>>

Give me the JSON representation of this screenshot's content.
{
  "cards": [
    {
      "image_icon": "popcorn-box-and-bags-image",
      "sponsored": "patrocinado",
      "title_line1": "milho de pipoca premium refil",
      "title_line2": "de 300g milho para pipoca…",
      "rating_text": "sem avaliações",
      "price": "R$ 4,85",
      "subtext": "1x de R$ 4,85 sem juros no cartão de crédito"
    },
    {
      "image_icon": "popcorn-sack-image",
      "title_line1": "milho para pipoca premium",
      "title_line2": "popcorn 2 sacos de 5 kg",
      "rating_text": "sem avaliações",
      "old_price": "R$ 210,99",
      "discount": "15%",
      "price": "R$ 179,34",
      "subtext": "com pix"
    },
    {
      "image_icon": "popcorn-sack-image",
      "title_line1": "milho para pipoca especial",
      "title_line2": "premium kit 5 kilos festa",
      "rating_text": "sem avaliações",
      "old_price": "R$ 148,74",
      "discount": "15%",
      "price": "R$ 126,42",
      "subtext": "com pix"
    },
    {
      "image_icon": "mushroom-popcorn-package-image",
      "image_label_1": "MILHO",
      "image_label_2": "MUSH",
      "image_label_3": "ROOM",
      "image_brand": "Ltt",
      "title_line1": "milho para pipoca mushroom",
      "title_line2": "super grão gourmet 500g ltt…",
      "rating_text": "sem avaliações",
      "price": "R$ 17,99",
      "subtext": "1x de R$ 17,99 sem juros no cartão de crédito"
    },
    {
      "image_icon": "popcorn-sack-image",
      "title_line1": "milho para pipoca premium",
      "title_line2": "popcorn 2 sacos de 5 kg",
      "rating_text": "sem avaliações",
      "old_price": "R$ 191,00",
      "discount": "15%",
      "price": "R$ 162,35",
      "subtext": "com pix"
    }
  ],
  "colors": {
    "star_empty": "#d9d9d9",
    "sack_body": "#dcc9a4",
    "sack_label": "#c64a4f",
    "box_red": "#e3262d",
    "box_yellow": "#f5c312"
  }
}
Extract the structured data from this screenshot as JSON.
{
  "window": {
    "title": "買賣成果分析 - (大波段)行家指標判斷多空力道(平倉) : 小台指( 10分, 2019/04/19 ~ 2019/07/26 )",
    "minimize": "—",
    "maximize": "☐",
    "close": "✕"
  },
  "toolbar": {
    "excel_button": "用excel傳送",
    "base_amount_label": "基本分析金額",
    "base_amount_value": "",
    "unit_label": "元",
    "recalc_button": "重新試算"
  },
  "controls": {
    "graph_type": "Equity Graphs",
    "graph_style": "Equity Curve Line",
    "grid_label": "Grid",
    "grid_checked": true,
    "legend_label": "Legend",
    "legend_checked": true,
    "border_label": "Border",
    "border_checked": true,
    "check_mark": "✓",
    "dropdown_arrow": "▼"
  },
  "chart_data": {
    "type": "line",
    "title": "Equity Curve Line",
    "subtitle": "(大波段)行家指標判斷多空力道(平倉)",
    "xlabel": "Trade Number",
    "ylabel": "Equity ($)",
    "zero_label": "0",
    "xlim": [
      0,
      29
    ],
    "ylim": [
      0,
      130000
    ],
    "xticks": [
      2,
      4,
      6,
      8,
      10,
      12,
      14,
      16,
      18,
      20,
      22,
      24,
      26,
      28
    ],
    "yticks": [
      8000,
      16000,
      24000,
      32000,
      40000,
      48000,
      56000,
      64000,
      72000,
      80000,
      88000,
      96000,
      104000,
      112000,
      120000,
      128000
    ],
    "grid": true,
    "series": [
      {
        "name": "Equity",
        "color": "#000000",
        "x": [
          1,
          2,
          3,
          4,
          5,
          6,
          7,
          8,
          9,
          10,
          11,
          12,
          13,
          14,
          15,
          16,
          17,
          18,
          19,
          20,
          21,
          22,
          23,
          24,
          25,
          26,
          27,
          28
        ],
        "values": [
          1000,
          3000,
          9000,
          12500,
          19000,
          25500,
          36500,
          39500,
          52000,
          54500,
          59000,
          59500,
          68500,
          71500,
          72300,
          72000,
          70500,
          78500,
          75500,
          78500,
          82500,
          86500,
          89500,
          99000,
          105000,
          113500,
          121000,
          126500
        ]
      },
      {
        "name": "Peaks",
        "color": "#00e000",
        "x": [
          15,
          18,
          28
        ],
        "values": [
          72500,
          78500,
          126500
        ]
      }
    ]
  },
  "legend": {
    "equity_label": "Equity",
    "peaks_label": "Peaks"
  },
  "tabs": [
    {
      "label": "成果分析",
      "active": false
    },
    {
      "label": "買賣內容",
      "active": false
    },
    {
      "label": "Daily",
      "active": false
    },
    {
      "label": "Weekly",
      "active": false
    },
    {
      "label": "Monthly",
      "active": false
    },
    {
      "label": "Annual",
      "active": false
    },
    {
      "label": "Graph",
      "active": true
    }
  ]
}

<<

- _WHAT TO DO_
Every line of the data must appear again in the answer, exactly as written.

- _RESULT FOR THIS TASK_
Give me the JSON representation of this screenshot's content.
{
  "cards": [
    {
      "image_icon": "popcorn-box-and-bags-image",
      "sponsored": "patrocinado",
      "title_line1": "milho de pipoca premium refil",
      "title_line2": "de 300g milho para pipoca…",
      "rating_text": "sem avaliações",
      "price": "R$ 4,85",
      "subtext": "1x de R$ 4,85 sem juros no cartão de crédito"
    },
    {
      "image_icon": "popcorn-sack-image",
      "title_line1": "milho para pipoca premium",
      "title_line2": "popcorn 2 sacos de 5 kg",
      "rating_text": "sem avaliações",
      "old_price": "R$ 210,99",
      "discount": "15%",
      "price": "R$ 179,34",
      "subtext": "com pix"
    },
    {
      "image_icon": "popcorn-sack-image",
      "title_line1": "milho para pipoca especial",
      "title_line2": "premium kit 5 kilos festa",
      "rating_text": "sem avaliações",
      "old_price": "R$ 148,74",
      "discount": "15%",
      "price": "R$ 126,42",
      "subtext": "com pix"
    },
    {
      "image_icon": "mushroom-popcorn-package-image",
      "image_label_1": "MILHO",
      "image_label_2": "MUSH",
      "image_label_3": "ROOM",
      "image_brand": "Ltt",
      "title_line1": "milho para pipoca mushroom",
      "title_line2": "super grão gourmet 500g ltt…",
      "rating_text": "sem avaliações",
      "price": "R$ 17,99",
      "subtext": "1x de R$ 17,99 sem juros no cartão de crédito"
    },
    {
      "image_icon": "popcorn-sack-image",
      "title_line1": "milho para pipoca premium",
      "title_line2": "popcorn 2 sacos de 5 kg",
      "rating_text": "sem avaliações",
      "old_price": "R$ 191,00",
      "discount": "15%",
      "price": "R$ 162,35",
      "subtext": "com pix"
    }
  ],
  "colors": {
    "star_empty": "#d9d9d9",
    "sack_body": "#dcc9a4",
    "sack_label": "#c64a4f",
    "box_red": "#e3262d",
    "box_yellow": "#f5c312"
  }
}
Extract the structured data from this screenshot as JSON.
{
  "window": {
    "title": "買賣成果分析 - (大波段)行家指標判斷多空力道(平倉) : 小台指( 10分, 2019/04/19 ~ 2019/07/26 )",
    "minimize": "—",
    "maximize": "☐",
    "close": "✕"
  },
  "toolbar": {
    "excel_button": "用excel傳送",
    "base_amount_label": "基本分析金額",
    "base_amount_value": "",
    "unit_label": "元",
    "recalc_button": "重新試算"
  },
  "controls": {
    "graph_type": "Equity Graphs",
    "graph_style": "Equity Curve Line",
    "grid_label": "Grid",
    "grid_checked": true,
    "legend_label": "Legend",
    "legend_checked": true,
    "border_label": "Border",
    "border_checked": true,
    "check_mark": "✓",
    "dropdown_arrow": "▼"
  },
  "chart_data": {
    "type": "line",
    "title": "Equity Curve Line",
    "subtitle": "(大波段)行家指標判斷多空力道(平倉)",
    "xlabel": "Trade Number",
    "ylabel": "Equity ($)",
    "zero_label": "0",
    "xlim": [
      0,
      29
    ],
    "ylim": [
      0,
      130000
    ],
    "xticks": [
      2,
      4,
      6,
      8,
      10,
      12,
      14,
      16,
      18,
      20,
      22,
      24,
      26,
      28
    ],
    "yticks": [
      8000,
      16000,
      24000,
      32000,
      40000,
      48000,
      56000,
      64000,
      72000,
      80000,
      88000,
      96000,
      104000,
      112000,
      120000,
      128000
    ],
    "grid": true,
    "series": [
      {
        "name": "Equity",
        "color": "#000000",
        "x": [
          1,
          2,
          3,
          4,
          5,
          6,
          7,
          8,
          9,
          10,
          11,
          12,
          13,
          14,
          15,
          16,
          17,
          18,
          19,
          20,
          21,
          22,
          23,
          24,
          25,
          26,
          27,
          28
        ],
        "values": [
          1000,
          3000,
          9000,
          12500,
          19000,
          25500,
          36500,
          39500,
          52000,
          54500,
          59000,
          59500,
          68500,
          71500,
          72300,
          72000,
          70500,
          78500,
          75500,
          78500,
          82500,
          86500,
          89500,
          99000,
          105000,
          113500,
          121000,
          126500
        ]
      },
      {
        "name": "Peaks",
        "color": "#00e000",
        "x": [
          15,
          18,
          28
        ],
        "values": [
          72500,
          78500,
          126500
        ]
      }
    ]
  },
  "legend": {
    "equity_label": "Equity",
    "peaks_label": "Peaks"
  },
  "tabs": [
    {
      "label": "成果分析",
      "active": false
    },
    {
      "label": "買賣內容",
      "active": false
    },
    {
      "label": "Daily",
      "active": false
    },
    {
      "label": "Weekly",
      "active": false
    },
    {
      "label": "Monthly",
      "active": false
    },
    {
      "label": "Annual",
      "active": false
    },
    {
      "label": "Graph",
      "active": true
    }
  ]
}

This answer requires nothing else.